Exercise materials Start Marker
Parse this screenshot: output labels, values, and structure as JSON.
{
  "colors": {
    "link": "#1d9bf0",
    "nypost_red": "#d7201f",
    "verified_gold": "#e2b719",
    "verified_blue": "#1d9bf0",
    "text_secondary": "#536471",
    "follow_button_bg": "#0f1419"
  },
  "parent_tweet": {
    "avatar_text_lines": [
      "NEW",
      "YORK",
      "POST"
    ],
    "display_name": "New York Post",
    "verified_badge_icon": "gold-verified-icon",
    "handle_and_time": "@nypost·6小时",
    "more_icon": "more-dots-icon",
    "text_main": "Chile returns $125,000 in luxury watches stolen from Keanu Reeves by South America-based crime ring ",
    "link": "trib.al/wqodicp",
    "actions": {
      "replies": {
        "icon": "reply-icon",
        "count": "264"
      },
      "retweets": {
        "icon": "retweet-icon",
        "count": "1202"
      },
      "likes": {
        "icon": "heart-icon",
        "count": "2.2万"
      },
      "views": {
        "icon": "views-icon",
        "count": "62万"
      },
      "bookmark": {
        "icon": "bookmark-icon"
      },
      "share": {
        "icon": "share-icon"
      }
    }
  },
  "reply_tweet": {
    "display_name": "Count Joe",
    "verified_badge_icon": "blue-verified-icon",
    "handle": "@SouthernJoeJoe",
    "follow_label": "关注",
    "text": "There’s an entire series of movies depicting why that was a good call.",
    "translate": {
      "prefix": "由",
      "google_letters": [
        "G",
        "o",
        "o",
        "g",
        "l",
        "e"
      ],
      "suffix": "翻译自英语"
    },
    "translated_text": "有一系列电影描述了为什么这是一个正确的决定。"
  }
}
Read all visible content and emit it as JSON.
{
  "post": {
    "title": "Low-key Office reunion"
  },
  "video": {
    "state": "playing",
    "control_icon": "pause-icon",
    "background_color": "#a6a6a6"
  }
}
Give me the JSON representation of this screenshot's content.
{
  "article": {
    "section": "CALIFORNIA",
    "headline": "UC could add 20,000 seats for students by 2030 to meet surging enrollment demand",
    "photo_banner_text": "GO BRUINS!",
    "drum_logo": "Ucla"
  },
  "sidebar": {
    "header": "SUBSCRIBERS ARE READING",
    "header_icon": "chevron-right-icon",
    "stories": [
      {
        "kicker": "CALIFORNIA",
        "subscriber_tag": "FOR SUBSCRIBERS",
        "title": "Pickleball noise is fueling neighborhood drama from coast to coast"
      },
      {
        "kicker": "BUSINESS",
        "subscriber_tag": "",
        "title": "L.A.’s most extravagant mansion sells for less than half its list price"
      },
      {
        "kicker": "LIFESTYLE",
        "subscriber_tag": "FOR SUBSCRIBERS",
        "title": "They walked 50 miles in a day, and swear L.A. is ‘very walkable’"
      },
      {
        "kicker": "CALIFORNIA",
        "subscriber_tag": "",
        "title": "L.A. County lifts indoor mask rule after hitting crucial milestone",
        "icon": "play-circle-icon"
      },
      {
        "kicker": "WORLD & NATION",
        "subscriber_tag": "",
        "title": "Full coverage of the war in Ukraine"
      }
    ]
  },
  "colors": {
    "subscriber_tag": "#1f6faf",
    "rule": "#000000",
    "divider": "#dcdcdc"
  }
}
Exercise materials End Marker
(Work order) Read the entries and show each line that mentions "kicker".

(Your solution)
        "kicker": "CALIFORNIA",
        "kicker": "BUSINESS",
        "kicker": "LIFESTYLE",
        "kicker": "CALIFORNIA",
        "kicker": "WORLD & NATION",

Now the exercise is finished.